Introduction 1. A Canterbury Tale 2. Fetching Gentry from the University 3. Commencing M.A.: Acquaintances, Friends, and Connections 4. A Poet's Life in London 5. Lord Strange and Thomas Walsingham 6. Fortune Turns Base 7. A Trim Reckoning 8. The Dead Shepherd 9. Marlow Lost and Found Appendix: Transcriptions and Translations of Selected Documents References Index
Constance Brown Kuriyama is Professor of English at Texas Tech University.
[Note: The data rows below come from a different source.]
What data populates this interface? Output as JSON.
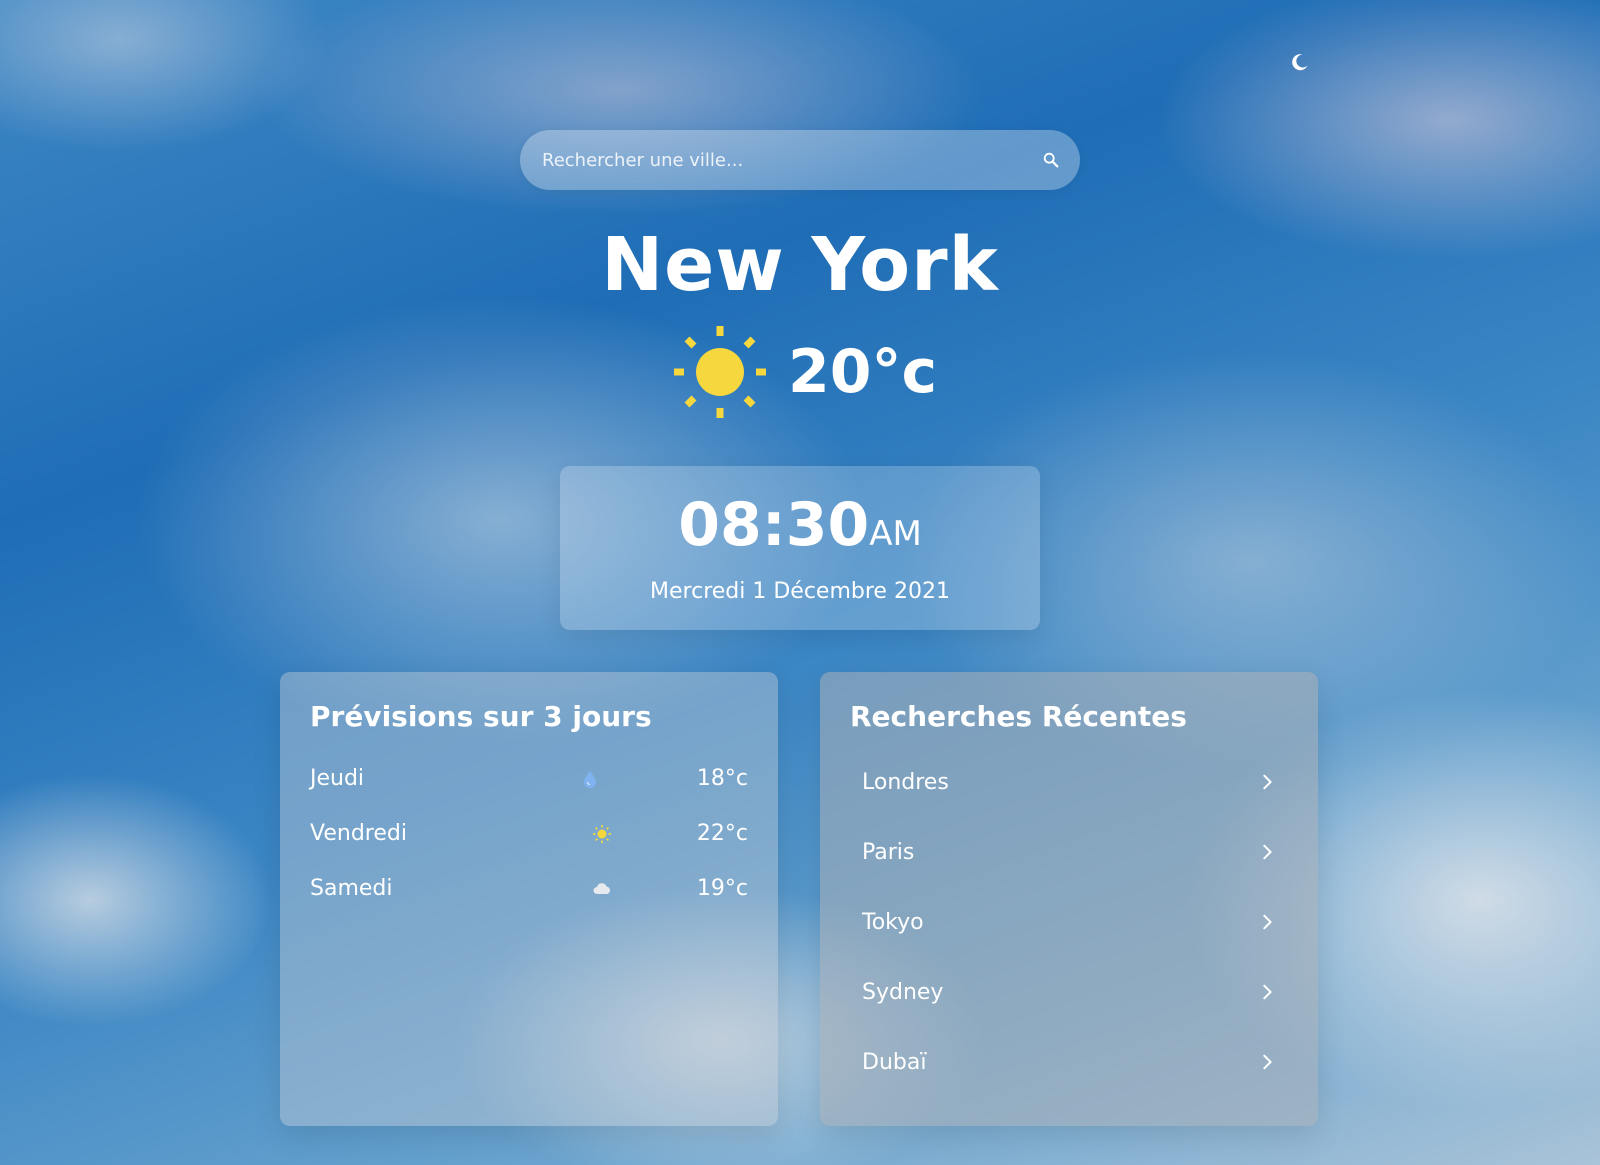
{
  "theme_toggle": {
    "icon": "moon-icon"
  },
  "search": {
    "placeholder": "Rechercher une ville...",
    "icon": "search-icon"
  },
  "current": {
    "city": "New York",
    "condition_icon": "sun-icon",
    "temperature": "20°c"
  },
  "clock": {
    "time": "08:30",
    "period": "AM",
    "date": "Mercredi 1 Décembre 2021"
  },
  "forecast": {
    "title": "Prévisions sur 3 jours",
    "days": [
      {
        "day": "Jeudi",
        "icon": "raindrop-icon",
        "temp": "18°c"
      },
      {
        "day": "Vendredi",
        "icon": "sun-icon",
        "temp": "22°c"
      },
      {
        "day": "Samedi",
        "icon": "cloud-icon",
        "temp": "19°c"
      }
    ]
  },
  "recent": {
    "title": "Recherches Récentes",
    "items": [
      {
        "city": "Londres"
      },
      {
        "city": "Paris"
      },
      {
        "city": "Tokyo"
      },
      {
        "city": "Sydney"
      },
      {
        "city": "Dubaï"
      }
    ]
  },
  "colors": {
    "sun": "#f7d73e",
    "raindrop": "#7fb2ef",
    "cloud": "#e6e9ee",
    "text": "#ffffff"
  }
}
She is the author of Hammer or Anvil: Psychological Patterns in Christopher Marlowe's Plays, coeditor of A Poet and a Filthy Play-maker: New Essays on Christopher Marlowe, and translator and editor of The Intimate Charlie Chaplin.
"In this more speculative life of Marlowe, Kuriyama provides insightful details into English education, politics, and religion during the Renaissance."-Library Journal, May 2002 "Kuriyama has written a smart 'life' shot through with learning-a timely look at the most notorious early modern 'badboy' and his reputation."-Studies in English Literature, Spring 2003 "Although Kuriyama devotes plenty of space to the writer's posthumous progress, ... the real value of her book lies in the prevailing skepticism with which she treats her subject: the documentary evidence and the conspiracy theories favored throughout the past century."-Michael Caines, Times Literary Supplement, 20 September 2002 "Double agents, barroom brawls, counterfeit coins, paid informants, hired henchmen, intelligence networks spanning foreign locales, and dashing gents sent on clandestine missions for Her Majesty's secret service-descriptions from the most recent James Bond film? No, just some of the disputed details from Constance Brown Kuriyama's new biography of Christopher Marlowe... My own sense is that the actual 'facts' of the poet and playwright's life lie somewhere between the wild speculations of Marlowe's more imaginative biographer's and Kuriyama's necessary and important corrective to them."-Robert Sawyer, South Atlantic Review, Summer 2003 "Constance Brown Kuriyama's new book on Christopher Marlowe offers a refreshing counter to some of the more speculative and conspiracy-theory oriented works of literary biography on the young playwright. In her methodological introduction she presents a candid and honest overview of the demands and pitfalls of biographical writing and illustrates some of the dangers for Marlowe scholarship of valorizing a documentary-based approach without considering the immediate context of chosen primary materials... Kuriyama's book is clearly presented with chapters structured around successive stages of Marlowe's personal development... as a readable introduction to the playwright's life this book offers students a highly commendable combination of both primary and secondary material."-Matthew Woodcock, Sixteenth Century Journal "Christopher Marlowe: A Renaissance Life is unlike any biography of Marlowe that I know. It is an indispensable sourcebook as well as a biography. Constance Brown Kuriyama's authoritative book includes documents that have never been reprinted before."-Maurice Charney, Rutgers University "It is not easy to write a temperate biography of a young man reputed to be 'intemperate and of cruel hart,' but Constance Brown Kuriyama does just that. With cool reason and fresh research, she throws water onto the conspiratorial fire that today surrounds Marlowe's life and death, and in the process she makes a splash of her own. The Marlowe she constructs is a more complex and humane historical figure than the one we have inherited. At the center of her narrative is the shift that occurred late in Marlowe's life, a shift reflected in the diminution of his tragic heroes: recognizing that it was impossible to be the superman he had put on the stage, he became resentful, angry, and finally explosive."-Patrick Cheney, author of Marlowe's Counterfeit Profession: Ovid, Spenser, Counter-Nationhood